Description of the task:
Keep every line of the data below that has the string "screenshot" and present those lines.

Records for processing:
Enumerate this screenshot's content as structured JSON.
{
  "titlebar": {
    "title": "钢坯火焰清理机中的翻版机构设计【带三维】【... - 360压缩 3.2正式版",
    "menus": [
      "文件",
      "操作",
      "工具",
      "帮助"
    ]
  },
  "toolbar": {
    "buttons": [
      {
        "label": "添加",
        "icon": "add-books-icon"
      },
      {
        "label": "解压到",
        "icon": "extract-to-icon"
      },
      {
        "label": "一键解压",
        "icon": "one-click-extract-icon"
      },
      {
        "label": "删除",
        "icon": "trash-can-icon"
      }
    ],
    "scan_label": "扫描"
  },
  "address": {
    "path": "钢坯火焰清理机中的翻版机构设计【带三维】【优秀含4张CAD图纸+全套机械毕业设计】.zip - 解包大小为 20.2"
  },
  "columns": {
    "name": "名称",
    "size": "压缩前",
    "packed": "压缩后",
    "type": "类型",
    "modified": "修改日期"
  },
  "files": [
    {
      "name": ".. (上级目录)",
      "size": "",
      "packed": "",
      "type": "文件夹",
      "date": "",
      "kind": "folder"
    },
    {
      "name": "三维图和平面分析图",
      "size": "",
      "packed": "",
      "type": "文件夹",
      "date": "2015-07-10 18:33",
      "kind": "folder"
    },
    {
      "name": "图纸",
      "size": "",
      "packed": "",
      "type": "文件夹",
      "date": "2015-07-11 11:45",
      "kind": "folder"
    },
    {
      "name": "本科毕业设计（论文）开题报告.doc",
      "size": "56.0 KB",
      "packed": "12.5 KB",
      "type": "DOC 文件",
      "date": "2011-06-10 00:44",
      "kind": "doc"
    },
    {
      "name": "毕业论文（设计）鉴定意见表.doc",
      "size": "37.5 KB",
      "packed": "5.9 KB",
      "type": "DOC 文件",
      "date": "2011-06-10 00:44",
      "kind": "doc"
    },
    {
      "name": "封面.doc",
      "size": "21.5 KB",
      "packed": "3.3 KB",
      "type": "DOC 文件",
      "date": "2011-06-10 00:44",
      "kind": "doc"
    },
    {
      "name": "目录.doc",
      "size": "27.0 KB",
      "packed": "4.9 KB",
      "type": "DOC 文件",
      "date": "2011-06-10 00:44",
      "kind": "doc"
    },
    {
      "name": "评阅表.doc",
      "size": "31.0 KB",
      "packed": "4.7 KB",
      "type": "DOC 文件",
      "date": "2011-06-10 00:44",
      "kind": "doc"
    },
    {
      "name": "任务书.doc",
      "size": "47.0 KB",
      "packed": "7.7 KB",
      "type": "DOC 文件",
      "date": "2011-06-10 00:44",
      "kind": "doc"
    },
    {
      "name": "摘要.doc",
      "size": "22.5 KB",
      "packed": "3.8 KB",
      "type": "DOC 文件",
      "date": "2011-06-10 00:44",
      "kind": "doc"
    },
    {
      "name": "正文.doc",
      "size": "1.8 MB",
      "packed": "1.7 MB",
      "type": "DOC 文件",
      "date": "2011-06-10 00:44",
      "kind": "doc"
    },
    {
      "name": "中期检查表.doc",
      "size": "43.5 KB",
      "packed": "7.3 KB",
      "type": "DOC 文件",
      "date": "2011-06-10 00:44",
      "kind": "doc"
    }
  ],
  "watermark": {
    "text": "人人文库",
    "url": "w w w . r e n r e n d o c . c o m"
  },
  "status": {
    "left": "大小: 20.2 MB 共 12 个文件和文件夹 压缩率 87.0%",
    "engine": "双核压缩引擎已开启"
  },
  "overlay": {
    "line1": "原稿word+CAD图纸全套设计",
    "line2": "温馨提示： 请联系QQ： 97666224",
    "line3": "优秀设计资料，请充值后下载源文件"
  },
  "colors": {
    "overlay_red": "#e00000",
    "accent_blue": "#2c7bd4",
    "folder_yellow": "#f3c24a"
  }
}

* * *

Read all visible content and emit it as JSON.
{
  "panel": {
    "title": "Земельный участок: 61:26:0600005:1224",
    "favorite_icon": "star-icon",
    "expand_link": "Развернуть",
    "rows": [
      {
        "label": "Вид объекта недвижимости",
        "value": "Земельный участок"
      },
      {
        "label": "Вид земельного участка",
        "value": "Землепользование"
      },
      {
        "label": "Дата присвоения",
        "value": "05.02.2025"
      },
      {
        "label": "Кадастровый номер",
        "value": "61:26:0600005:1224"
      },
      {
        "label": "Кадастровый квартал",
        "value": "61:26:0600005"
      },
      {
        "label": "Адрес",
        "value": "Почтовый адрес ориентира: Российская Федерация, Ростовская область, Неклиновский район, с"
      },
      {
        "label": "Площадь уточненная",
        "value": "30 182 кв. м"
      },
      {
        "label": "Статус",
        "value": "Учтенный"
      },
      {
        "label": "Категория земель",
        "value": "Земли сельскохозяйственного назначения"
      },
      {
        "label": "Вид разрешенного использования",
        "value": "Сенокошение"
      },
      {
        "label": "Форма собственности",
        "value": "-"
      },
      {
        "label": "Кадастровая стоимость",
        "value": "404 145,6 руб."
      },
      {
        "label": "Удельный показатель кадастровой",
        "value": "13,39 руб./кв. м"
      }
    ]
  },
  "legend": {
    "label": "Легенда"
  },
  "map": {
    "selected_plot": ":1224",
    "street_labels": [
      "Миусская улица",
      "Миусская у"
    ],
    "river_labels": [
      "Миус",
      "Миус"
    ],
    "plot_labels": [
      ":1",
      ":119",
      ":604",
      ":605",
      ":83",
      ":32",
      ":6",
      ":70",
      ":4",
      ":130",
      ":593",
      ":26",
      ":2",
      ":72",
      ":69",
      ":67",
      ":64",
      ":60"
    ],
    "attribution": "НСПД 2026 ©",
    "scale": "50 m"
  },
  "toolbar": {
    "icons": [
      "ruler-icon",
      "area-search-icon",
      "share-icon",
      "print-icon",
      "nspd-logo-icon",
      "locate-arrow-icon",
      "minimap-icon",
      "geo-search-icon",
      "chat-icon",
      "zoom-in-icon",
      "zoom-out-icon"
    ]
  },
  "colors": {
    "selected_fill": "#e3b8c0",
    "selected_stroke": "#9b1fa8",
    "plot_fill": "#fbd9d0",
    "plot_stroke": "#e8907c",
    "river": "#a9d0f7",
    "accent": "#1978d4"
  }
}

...

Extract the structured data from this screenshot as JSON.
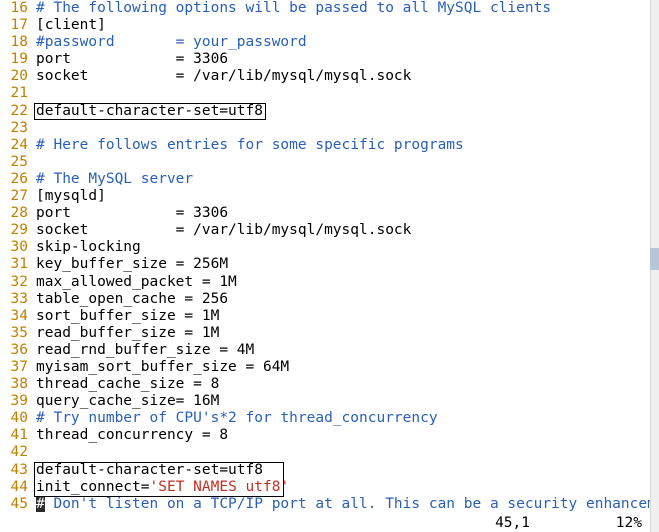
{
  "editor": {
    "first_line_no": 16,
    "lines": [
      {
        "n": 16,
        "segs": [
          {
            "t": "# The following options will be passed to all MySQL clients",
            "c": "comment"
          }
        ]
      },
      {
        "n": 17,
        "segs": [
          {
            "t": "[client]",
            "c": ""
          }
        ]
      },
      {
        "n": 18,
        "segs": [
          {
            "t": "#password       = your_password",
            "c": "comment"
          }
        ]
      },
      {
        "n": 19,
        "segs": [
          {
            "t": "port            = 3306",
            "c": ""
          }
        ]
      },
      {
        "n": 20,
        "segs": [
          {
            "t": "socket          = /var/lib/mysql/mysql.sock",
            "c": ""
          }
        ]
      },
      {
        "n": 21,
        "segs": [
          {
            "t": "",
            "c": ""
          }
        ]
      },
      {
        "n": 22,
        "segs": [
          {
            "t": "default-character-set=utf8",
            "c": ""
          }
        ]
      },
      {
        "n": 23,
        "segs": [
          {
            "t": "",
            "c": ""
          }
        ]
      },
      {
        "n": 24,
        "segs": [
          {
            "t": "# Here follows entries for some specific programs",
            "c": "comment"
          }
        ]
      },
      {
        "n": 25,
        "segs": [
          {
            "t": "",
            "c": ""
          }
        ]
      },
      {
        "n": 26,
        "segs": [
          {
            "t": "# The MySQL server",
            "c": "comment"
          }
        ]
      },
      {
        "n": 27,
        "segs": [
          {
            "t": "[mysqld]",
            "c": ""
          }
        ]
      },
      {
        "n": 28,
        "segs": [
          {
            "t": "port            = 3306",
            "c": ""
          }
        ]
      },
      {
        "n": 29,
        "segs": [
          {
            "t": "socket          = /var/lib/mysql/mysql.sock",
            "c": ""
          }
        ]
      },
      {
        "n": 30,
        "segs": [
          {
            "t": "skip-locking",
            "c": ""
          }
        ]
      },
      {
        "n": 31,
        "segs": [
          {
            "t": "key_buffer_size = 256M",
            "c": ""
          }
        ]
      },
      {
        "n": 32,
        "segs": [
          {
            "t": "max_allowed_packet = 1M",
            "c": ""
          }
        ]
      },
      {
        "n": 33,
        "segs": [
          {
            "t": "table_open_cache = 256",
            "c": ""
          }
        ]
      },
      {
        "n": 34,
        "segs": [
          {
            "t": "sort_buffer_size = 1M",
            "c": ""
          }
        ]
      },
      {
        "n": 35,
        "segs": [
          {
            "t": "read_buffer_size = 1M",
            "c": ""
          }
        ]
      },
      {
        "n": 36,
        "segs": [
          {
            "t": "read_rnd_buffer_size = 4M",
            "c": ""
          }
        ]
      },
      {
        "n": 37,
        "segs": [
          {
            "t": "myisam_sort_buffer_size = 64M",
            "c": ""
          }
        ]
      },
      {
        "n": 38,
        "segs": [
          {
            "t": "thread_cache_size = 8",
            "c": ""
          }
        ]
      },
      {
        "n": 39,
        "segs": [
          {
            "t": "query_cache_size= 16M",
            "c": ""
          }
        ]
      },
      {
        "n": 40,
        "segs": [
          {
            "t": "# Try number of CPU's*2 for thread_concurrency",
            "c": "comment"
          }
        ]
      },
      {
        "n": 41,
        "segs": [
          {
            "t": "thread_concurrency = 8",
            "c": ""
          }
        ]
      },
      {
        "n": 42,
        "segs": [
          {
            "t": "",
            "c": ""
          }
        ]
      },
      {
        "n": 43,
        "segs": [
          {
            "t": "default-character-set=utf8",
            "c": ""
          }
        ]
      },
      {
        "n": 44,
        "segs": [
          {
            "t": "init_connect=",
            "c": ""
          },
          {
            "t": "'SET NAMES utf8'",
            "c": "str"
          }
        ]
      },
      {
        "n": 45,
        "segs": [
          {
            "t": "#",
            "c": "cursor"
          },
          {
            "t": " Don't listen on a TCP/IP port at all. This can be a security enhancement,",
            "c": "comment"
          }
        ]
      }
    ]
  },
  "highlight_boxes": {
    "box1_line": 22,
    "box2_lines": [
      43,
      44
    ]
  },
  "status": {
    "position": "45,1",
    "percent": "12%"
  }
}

Exercise solution:
Enumerate this screenshot's content as structured JSON.
Extract the structured data from this screenshot as JSON.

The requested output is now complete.